**Work order:** Copies of all lines containing the string "time" are needed from the data below.

**Supplied information:**
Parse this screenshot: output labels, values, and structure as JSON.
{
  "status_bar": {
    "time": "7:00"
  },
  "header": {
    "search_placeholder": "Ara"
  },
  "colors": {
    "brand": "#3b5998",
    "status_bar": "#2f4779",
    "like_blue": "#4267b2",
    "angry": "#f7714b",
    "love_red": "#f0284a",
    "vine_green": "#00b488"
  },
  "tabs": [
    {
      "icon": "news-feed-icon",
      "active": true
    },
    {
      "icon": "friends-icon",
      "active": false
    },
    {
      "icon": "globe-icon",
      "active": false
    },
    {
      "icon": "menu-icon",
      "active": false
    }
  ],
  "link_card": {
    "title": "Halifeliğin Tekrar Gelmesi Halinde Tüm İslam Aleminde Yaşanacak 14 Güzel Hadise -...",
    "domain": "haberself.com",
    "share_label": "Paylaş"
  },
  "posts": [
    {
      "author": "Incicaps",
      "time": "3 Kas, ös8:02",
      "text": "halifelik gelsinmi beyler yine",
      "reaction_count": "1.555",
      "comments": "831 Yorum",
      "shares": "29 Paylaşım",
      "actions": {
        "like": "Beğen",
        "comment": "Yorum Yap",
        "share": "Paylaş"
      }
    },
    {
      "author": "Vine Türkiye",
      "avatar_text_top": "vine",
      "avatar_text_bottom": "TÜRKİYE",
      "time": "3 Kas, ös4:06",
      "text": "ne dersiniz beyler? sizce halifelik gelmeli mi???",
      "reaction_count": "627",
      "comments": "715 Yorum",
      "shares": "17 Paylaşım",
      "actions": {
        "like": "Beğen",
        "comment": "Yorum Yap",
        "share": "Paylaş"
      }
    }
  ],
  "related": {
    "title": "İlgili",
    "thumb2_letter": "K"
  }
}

**Response box:**
    "time": "7:00"
      "time": "3 Kas, ös8:02",
      "time": "3 Kas, ös4:06",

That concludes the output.